Corrine was a good friend. Her best friend in the world, next to Dorothy. But even good friends couldn’t make difficult things go away. “I had to be here,” Ella said. “Someone had to stay in case anyone bidding had a question.” She tried to smile. “And it’s not like there was anyone else to take my place.”
Pure dismay entered Corrine’s eyes. “Oh, but you’ve had such a time of it. First your father passed away, then you had to nurse your mother before she passed on, too— all while taking care of the house. All by yourself.”
“I am an only child, Corrine.”
“I know. But sometimes, I just feel so bad for you, having to sell everything.”
Privately, Ella felt bad for herself, too. But hearing the doom and gloom in her girlfriend’s voice pushed her to try to sound positive. “It will be a relief to not have so much to take care of,” Ella said, almost believing it to be true. “And the money earned today will guarantee my future.”
“Oh, Ella. You sound like you will never marry. You will.”
“Maybe. Or maybe not. Perhaps I’ll just be like Dorothy. She seems to be doing fine on her own.”
Something flickered in her best friend’s eyes. Was it distaste? Or distrust? “You are not like Dorothy. I’ve never met a crustier woman.”
“She’s not so bad.”
“She’s difficult and bitter. I wish you could have found a different person to move next to.”
“The other half of her duplex was empty. Plus, she’s excited for me to live there. We’re going to work together at the library, you know.”
“I know.” Corrine pursed her lips. “I just can’t help but feel that you’re about to lock yourself away from everyone all over again, Ella. You should be making plans to see more people. To laugh a little. Not work and live next to Dorothy Zook.”
A burst of the auctioneer’s gavel sang through the air, preventing Ella from responding.
Casting another worried look her way, Corrine looped her arm through Ella’s and pulled. “Come on. Let’s go sit down.”
Though Ella let herself be led away from the crowd, she couldn’t help but look over her shoulder. She could feel the knot in her throat expanding, making it almost too hard to continue talking. “I . . . had no idea I had so many things.”
“We all have more than we need, jah?”
Ella flinched. Corrine’s words were true . . . to a point. She’d known auctioning off her family’s farm would be difficult. But this was so much more than that.
First her land and the buildings on it had been bought. And now so many others were picking and choosing through what remained of her parents’ lives . . . putting a value on items that to her mother had been priceless.
Her feet slowed as she again couldn’t resist looking over her shoulder.
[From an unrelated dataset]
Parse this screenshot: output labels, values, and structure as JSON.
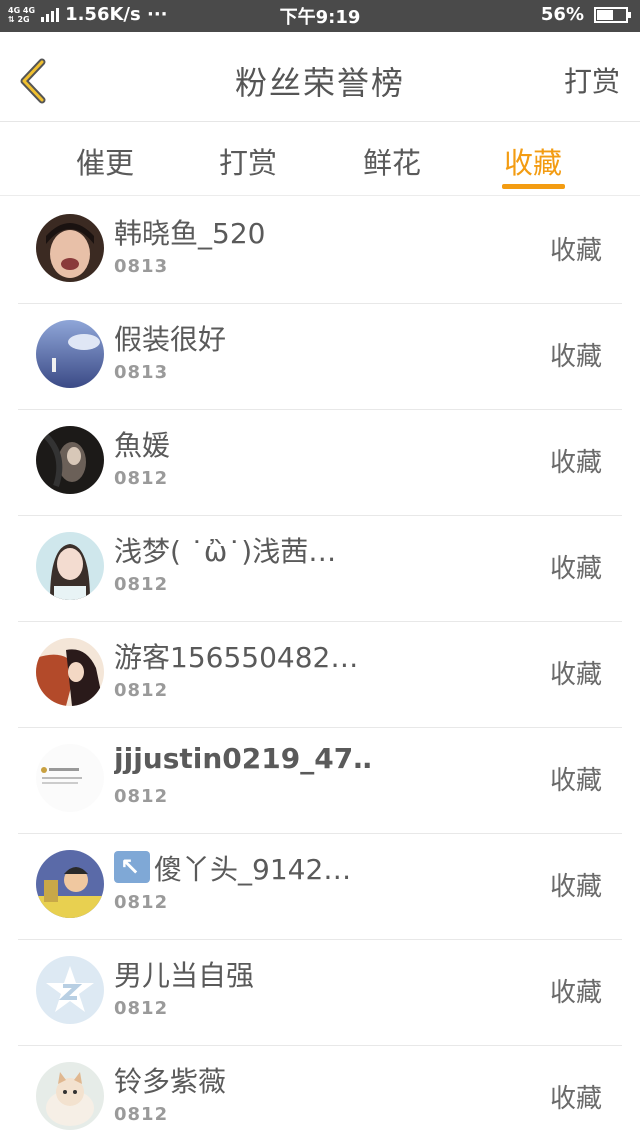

Against her will, tears sprang to her eyes as she watched the auctioneer point to her mother’s pie safe.
Corrine paused, too. Bit her lip as he called out a price. “Ella, what is important are the memories. That is what everyone says.”